MARIETTA — The SAT scores for both Cobb and Marietta school districts dropped in 2012.
For Cobb, the average score decreased by two points to 1520 from last year’s 1522. Marietta scores dropped to 1459 for 2012 from 1482 in 2011.
However, both districts’ scores were better than the state average of 1452, but only Cobb students outperformed the national average of 1498.
In Cobb, 5,790 students from 16 area high schools took the SAT, five students fewer than in 2011.
The schools that recorded the highest SAT scores were Walton, 1743; Pope, 1645; and Lassiter, 1636. At Walton, 628 students took the test, 394 at Pope and 461 at Lassiter.
The three Cobb schools that recorded the lowest scores on the test were Osborne, 1230; Pebblebrook, 1278; and South Cobb, 1323. At Osborne, 174 students were tested, 248 at Pebblebrook and 255 at South Cobb.
“These scores tell me that our students are well-prepared to compete at the college level,” Cobb Superintendent Dr. Michael Hinojosa said. “We know that the district’s SAT average isn't going to increase every year, but we did see marked improvement in several of our student groups as we continue to focus on closing the achievement gap. The scores also show us some areas that need greater attention, including our students whose native language is not English.”

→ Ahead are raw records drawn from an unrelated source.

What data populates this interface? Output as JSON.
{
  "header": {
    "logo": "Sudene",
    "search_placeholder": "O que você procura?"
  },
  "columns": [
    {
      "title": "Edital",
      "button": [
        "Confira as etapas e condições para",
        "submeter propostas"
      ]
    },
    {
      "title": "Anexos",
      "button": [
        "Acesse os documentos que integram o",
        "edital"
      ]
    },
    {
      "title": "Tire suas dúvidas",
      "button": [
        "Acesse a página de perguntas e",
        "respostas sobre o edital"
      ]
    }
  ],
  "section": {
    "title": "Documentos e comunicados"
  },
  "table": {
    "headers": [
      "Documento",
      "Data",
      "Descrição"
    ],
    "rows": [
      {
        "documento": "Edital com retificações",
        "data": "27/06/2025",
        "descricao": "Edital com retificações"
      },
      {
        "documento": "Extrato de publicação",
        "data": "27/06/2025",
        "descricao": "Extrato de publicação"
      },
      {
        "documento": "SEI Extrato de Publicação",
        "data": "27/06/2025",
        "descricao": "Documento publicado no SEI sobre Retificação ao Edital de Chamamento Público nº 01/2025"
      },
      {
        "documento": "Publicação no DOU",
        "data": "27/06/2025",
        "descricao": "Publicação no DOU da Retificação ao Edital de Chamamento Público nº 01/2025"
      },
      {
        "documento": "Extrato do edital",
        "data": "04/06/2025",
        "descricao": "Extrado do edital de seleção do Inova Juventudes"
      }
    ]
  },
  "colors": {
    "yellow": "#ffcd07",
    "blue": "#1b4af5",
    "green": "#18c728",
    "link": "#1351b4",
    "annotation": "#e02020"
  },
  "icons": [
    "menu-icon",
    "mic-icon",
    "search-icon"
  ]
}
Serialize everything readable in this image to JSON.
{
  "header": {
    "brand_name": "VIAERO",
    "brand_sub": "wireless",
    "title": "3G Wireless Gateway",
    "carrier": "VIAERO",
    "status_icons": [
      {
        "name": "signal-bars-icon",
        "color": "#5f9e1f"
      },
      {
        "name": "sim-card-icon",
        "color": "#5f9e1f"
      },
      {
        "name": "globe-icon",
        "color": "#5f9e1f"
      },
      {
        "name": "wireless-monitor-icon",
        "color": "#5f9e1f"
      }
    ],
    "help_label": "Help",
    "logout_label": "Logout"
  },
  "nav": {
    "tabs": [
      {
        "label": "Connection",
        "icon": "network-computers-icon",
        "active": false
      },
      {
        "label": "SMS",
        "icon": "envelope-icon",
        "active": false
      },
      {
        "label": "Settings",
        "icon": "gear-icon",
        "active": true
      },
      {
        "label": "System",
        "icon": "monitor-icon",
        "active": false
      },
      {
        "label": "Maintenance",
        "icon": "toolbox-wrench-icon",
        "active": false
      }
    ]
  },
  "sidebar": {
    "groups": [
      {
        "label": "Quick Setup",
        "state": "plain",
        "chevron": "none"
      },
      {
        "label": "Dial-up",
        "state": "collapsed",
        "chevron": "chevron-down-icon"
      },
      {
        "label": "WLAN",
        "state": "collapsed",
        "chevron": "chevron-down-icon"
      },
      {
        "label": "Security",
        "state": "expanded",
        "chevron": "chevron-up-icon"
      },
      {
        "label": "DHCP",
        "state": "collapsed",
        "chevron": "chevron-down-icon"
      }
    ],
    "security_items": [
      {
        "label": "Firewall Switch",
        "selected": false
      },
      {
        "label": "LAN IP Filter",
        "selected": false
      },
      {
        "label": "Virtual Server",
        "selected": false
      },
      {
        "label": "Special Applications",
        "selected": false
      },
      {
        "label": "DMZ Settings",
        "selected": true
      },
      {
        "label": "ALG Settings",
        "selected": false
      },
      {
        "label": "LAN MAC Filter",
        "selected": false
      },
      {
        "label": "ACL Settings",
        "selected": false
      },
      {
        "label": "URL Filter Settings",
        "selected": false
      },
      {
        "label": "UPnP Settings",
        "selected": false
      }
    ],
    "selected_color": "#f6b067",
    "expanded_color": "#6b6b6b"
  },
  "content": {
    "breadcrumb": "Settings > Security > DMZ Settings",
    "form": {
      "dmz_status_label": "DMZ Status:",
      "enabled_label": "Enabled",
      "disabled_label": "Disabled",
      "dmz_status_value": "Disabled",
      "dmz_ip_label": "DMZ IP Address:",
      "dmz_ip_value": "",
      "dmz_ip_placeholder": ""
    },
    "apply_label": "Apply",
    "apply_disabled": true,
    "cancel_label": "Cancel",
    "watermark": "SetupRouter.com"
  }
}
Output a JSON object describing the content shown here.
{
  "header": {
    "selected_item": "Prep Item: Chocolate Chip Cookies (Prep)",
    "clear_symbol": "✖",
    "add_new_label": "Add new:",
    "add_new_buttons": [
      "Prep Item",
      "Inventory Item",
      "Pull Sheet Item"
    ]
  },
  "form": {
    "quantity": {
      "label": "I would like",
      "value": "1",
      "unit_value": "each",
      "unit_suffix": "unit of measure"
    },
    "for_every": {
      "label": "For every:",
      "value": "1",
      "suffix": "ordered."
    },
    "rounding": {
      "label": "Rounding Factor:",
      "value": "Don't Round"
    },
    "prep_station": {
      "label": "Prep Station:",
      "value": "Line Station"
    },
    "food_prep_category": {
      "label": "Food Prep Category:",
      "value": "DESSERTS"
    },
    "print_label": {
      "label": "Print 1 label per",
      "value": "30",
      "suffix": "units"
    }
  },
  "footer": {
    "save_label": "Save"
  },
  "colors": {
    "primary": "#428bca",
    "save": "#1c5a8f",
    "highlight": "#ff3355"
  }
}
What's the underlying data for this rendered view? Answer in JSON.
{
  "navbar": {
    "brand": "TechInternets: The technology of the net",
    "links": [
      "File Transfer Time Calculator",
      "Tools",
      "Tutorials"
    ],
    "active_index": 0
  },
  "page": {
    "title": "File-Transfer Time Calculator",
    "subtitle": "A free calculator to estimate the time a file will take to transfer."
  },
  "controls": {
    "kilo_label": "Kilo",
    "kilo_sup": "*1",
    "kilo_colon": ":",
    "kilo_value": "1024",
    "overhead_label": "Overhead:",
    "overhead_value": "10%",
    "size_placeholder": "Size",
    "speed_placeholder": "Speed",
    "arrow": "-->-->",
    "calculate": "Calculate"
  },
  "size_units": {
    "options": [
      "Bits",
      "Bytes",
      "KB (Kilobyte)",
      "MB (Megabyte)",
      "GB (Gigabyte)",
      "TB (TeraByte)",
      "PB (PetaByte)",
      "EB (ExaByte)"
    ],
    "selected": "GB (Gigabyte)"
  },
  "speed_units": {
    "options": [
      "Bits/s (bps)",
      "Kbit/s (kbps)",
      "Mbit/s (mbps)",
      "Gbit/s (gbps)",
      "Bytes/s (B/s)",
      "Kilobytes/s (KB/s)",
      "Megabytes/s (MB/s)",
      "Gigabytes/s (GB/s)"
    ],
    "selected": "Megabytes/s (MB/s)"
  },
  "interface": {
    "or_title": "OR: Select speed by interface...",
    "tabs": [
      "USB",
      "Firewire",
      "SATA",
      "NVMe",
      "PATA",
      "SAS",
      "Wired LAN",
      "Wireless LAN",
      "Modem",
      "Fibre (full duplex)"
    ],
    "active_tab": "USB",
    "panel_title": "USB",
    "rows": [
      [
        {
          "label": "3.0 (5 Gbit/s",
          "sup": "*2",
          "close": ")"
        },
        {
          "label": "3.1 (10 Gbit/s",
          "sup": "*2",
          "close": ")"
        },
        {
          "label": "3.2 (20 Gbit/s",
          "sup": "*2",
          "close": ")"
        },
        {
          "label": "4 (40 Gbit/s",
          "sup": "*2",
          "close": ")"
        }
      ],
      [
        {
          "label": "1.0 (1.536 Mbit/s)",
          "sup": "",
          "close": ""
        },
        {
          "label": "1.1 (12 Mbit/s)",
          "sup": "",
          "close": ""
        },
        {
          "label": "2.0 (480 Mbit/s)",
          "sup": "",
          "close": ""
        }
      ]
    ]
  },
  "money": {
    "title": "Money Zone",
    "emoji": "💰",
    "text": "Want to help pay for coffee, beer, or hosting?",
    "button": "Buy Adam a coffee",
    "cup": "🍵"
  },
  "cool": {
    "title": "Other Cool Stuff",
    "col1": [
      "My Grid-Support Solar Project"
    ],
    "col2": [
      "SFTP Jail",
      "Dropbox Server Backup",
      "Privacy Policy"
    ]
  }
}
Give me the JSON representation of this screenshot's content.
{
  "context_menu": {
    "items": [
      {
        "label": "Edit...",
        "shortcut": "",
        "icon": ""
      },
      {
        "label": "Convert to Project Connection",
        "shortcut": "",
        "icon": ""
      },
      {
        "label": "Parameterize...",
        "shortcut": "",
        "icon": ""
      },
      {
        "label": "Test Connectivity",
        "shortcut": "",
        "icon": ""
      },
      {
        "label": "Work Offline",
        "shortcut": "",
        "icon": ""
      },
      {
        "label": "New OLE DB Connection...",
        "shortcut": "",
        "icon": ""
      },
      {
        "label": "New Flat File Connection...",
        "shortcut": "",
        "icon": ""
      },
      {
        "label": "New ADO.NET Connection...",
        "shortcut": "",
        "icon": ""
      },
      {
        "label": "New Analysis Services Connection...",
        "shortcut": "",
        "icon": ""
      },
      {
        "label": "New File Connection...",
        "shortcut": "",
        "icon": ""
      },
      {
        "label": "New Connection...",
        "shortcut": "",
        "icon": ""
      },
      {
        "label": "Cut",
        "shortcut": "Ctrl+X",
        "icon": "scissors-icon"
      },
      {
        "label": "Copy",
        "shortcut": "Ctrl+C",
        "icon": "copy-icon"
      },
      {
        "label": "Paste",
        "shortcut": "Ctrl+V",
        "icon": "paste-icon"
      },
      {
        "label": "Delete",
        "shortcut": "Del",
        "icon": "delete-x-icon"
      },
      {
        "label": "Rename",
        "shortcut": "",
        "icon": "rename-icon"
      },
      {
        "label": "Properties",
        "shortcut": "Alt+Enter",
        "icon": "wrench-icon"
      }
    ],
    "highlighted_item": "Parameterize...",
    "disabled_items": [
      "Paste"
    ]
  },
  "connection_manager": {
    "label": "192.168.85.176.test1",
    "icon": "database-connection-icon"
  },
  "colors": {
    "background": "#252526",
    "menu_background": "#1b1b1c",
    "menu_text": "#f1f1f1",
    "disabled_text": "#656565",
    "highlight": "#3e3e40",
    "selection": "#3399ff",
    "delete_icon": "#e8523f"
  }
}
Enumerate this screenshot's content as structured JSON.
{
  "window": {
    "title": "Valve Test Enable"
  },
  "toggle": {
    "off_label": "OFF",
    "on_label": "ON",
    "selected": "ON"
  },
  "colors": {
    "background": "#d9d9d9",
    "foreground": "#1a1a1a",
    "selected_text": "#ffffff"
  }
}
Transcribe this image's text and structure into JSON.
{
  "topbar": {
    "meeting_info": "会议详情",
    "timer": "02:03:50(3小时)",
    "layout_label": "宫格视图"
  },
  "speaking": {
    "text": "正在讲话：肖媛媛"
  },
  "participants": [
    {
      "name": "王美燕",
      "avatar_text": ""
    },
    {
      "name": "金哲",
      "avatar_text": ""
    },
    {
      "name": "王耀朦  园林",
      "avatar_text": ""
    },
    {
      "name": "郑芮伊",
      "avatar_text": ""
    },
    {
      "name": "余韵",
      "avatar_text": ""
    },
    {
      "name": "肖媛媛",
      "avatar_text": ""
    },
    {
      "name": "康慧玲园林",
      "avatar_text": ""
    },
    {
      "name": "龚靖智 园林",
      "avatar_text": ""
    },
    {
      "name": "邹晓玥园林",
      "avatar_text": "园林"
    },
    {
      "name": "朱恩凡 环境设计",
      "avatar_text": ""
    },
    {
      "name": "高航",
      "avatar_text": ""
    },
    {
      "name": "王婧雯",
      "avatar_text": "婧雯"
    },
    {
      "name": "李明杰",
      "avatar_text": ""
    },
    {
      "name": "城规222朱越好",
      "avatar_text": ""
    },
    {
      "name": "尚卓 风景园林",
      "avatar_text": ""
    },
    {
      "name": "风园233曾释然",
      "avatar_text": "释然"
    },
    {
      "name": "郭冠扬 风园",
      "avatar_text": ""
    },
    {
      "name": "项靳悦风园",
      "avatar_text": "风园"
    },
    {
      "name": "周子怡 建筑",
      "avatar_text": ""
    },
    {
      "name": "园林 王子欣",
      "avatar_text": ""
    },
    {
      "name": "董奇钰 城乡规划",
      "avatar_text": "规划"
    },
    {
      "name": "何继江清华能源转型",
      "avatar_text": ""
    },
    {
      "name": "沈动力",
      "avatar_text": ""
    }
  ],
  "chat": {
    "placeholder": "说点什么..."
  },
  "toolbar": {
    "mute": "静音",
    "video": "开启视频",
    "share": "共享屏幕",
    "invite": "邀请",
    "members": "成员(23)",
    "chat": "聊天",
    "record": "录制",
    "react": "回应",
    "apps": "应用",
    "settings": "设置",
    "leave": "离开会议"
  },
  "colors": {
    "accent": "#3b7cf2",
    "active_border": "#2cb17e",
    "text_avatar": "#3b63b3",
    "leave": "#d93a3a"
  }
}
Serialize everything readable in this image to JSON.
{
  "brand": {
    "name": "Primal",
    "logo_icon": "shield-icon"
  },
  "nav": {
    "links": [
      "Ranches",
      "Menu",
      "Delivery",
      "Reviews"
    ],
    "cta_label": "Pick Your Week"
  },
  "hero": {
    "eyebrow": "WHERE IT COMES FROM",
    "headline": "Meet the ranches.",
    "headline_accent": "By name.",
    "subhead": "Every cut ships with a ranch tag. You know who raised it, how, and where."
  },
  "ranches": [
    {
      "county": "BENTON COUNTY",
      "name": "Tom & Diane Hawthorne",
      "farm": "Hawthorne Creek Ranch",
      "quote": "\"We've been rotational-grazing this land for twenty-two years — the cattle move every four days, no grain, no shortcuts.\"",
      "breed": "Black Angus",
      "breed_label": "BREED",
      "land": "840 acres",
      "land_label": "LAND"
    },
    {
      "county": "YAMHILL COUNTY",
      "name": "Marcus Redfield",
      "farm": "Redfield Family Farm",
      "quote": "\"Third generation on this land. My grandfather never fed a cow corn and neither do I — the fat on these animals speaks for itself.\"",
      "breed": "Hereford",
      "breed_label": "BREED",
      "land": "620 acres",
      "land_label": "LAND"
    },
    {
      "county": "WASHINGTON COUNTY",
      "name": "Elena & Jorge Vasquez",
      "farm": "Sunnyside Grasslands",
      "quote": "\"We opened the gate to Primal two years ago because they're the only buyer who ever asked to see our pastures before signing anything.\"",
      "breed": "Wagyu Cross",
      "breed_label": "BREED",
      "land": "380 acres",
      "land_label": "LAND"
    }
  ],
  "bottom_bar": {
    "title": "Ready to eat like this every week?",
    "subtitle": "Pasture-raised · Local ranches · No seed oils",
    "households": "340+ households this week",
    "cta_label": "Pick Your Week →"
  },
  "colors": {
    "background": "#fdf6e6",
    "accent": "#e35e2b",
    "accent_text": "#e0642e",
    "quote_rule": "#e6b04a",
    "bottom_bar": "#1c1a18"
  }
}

In Cobb, black students’ scores increased by 14 points to 1336, Native American students’ increased by 49 points to 1528 and Asian students’ increased by 17 points to 1707.
Hispanic students’ scores dropped 26 points to 1403. The average score for white students declined by one point to 1618.
For Marietta High School, not only did the average decrease this year, but also the number of students tested in 2012 dropped from 274 in 2011 to 246 seniors last year.
“While there are factors that may have caused a decline in our scores, we certainly need to improve our performance next year,” Marietta Superintendent Dr. Emily Lembeck said.
Lembeck said the district exceeded the state in two areas: mathematics and writing. Marietta High students’ average reading score was 486; mathematics, 496; and writing, 477.
Lembeck also said individual student groups continue to outscore the nation.
White students outperformed their national peers by 58 points, with an average of 1636. Black students did the same by scoring 75 points higher with an average of 1348.
“As we continue to narrow the performance gap between these students groups, our overall scores should also improve,” Lembeck said.
Statewide SAT scores indicate that Georgia’s 2012 senior class increased seven points over last year’s average as the national average decreased by two points.
Additionally, state statistics showed that more students took the test in 2012. The percent increased by one point from 80 to 81 percent.
There was also an increase in the percentage of minority students taking the SAT, up to 47 percent from 46 percent last year. It was 39 percent in 2007.
The SAT is a college entrance exam that is developed, administered and scored by the College Board. It is designed to test the subject matter learned by students in high school and the critical thinking skills necessary to succeed in college.
The test has three sections: critical reading, mathematics and writing. Each section is worth 800 points, and the highest possible score is 2400.